Brighter calves with Shine
Sean Tynan milks 100 Montbelliard cross Friesian cows on his farm in Mountrath, Co Laois, Ireland.
Last January Sean invested in a Dairymaster computerised feeder but has taken the sensible decision and not allowed the machine to do all the work. In line with many European farmers he waits until the calves are 7-10 old before introducing the calves on to the machine. He does however input the calf details into the feeder from day one so the calf is fed as a 10-day-old calf from the moment it is put on the machine. This policy allows the calf to get over the stress of been withdrawn from it’s mother and allows it to settle before it grouped with other calves and trained on the machine. Training is also easier as the calf gets used to been handled.
Shine is made with a combination of Skim and buttermilk to ensure ease of digestion and minimum stress for the young calf.
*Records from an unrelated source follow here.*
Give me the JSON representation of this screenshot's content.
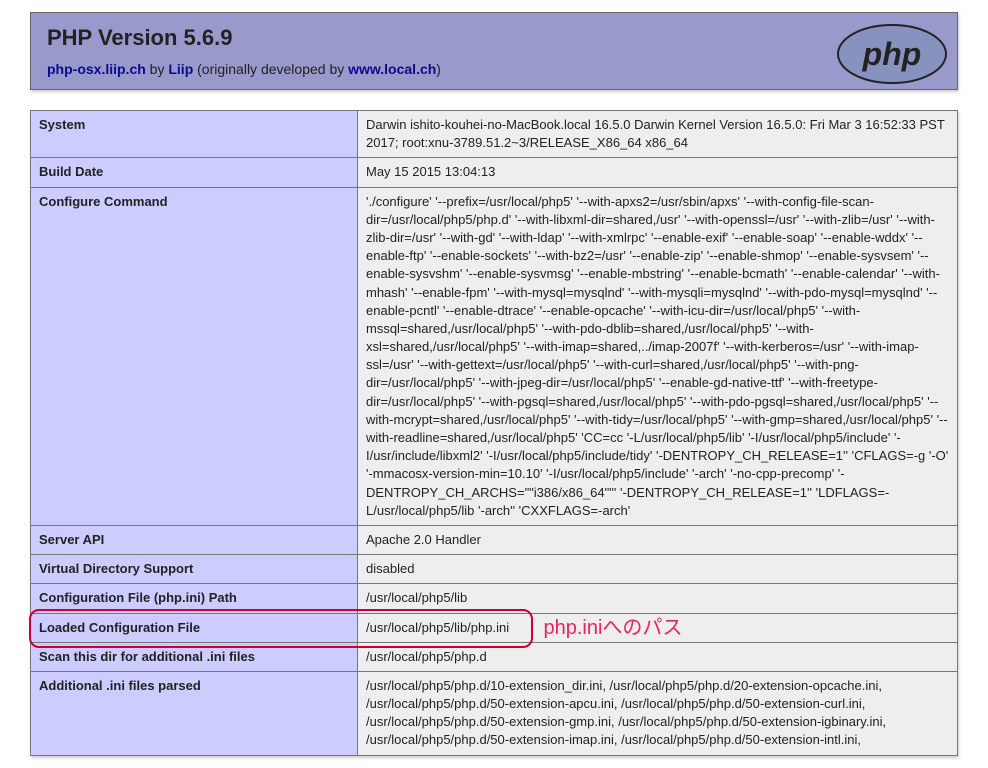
{
  "header": {
    "title": "PHP Version 5.6.9",
    "link1_text": "php-osx.liip.ch",
    "by_text": " by ",
    "link2_text": "Liip",
    "mid_text": " (originally developed by ",
    "link3_text": "www.local.ch",
    "end_text": ")"
  },
  "rows": [
    {
      "key": "System",
      "val": "Darwin ishito-kouhei-no-MacBook.local 16.5.0 Darwin Kernel Version 16.5.0: Fri Mar 3 16:52:33 PST 2017; root:xnu-3789.51.2~3/RELEASE_X86_64 x86_64"
    },
    {
      "key": "Build Date",
      "val": "May 15 2015 13:04:13"
    },
    {
      "key": "Configure Command",
      "val": "'./configure' '--prefix=/usr/local/php5' '--with-apxs2=/usr/sbin/apxs' '--with-config-file-scan-dir=/usr/local/php5/php.d' '--with-libxml-dir=shared,/usr' '--with-openssl=/usr' '--with-zlib=/usr' '--with-zlib-dir=/usr' '--with-gd' '--with-ldap' '--with-xmlrpc' '--enable-exif' '--enable-soap' '--enable-wddx' '--enable-ftp' '--enable-sockets' '--with-bz2=/usr' '--enable-zip' '--enable-shmop' '--enable-sysvsem' '--enable-sysvshm' '--enable-sysvmsg' '--enable-mbstring' '--enable-bcmath' '--enable-calendar' '--with-mhash' '--enable-fpm' '--with-mysql=mysqlnd' '--with-mysqli=mysqlnd' '--with-pdo-mysql=mysqlnd' '--enable-pcntl' '--enable-dtrace' '--enable-opcache' '--with-icu-dir=/usr/local/php5' '--with-mssql=shared,/usr/local/php5' '--with-pdo-dblib=shared,/usr/local/php5' '--with-xsl=shared,/usr/local/php5' '--with-imap=shared,../imap-2007f' '--with-kerberos=/usr' '--with-imap-ssl=/usr' '--with-gettext=/usr/local/php5' '--with-curl=shared,/usr/local/php5' '--with-png-dir=/usr/local/php5' '--with-jpeg-dir=/usr/local/php5' '--enable-gd-native-ttf' '--with-freetype-dir=/usr/local/php5' '--with-pgsql=shared,/usr/local/php5' '--with-pdo-pgsql=shared,/usr/local/php5' '--with-mcrypt=shared,/usr/local/php5' '--with-tidy=/usr/local/php5' '--with-gmp=shared,/usr/local/php5' '--with-readline=shared,/usr/local/php5' 'CC=cc '-L/usr/local/php5/lib' '-I/usr/local/php5/include' '-I/usr/include/libxml2' '-I/usr/local/php5/include/tidy' '-DENTROPY_CH_RELEASE=1'' 'CFLAGS=-g '-O' '-mmacosx-version-min=10.10' '-I/usr/local/php5/include' '-arch' '-no-cpp-precomp' '-DENTROPY_CH_ARCHS=\"\"i386/x86_64\"\"' '-DENTROPY_CH_RELEASE=1'' 'LDFLAGS=-L/usr/local/php5/lib '-arch'' 'CXXFLAGS=-arch'"
    },
    {
      "key": "Server API",
      "val": "Apache 2.0 Handler"
    },
    {
      "key": "Virtual Directory Support",
      "val": "disabled"
    },
    {
      "key": "Configuration File (php.ini) Path",
      "val": "/usr/local/php5/lib"
    },
    {
      "key": "Loaded Configuration File",
      "val": "/usr/local/php5/lib/php.ini"
    },
    {
      "key": "Scan this dir for additional .ini files",
      "val": "/usr/local/php5/php.d"
    },
    {
      "key": "Additional .ini files parsed",
      "val": "/usr/local/php5/php.d/10-extension_dir.ini, /usr/local/php5/php.d/20-extension-opcache.ini, /usr/local/php5/php.d/50-extension-apcu.ini, /usr/local/php5/php.d/50-extension-curl.ini, /usr/local/php5/php.d/50-extension-gmp.ini, /usr/local/php5/php.d/50-extension-igbinary.ini, /usr/local/php5/php.d/50-extension-imap.ini, /usr/local/php5/php.d/50-extension-intl.ini,"
    }
  ],
  "annotation": {
    "label": "php.iniへのパス"
  }
}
Sean found the calves loved the buttermilk taste and took to the powder straight away.
“Shine is the only milk I had fed that is comparable in performance to cows milk”
Sean sold calves directly from the feeder at 4 weeks of age and did not use one electrolyte or need to treat one calf for respiratory problems. ‘‘Shine is the only milk I had fed that is comparable in performance to cows milk’’ said Sean.
Shine contains butter and skim milk powder to achieve this with the product taking at least 14 hours to digest. Whey based powders disappear after 7-8 hours. According to Joe Murphy of Bonanza Calf Nutrition the purchase of any new calf milk replacer should be based on its colour, its ease of mixing and its solubility. A white colour indicates high levels of skim milk in the milk replacer and easy mixing and solubility indicate that the product has been manufactured with milk ingredients selected for calf feeding and not rejected from some other industry. The quality of the ingredients is far more important than the chemical analysis, he added.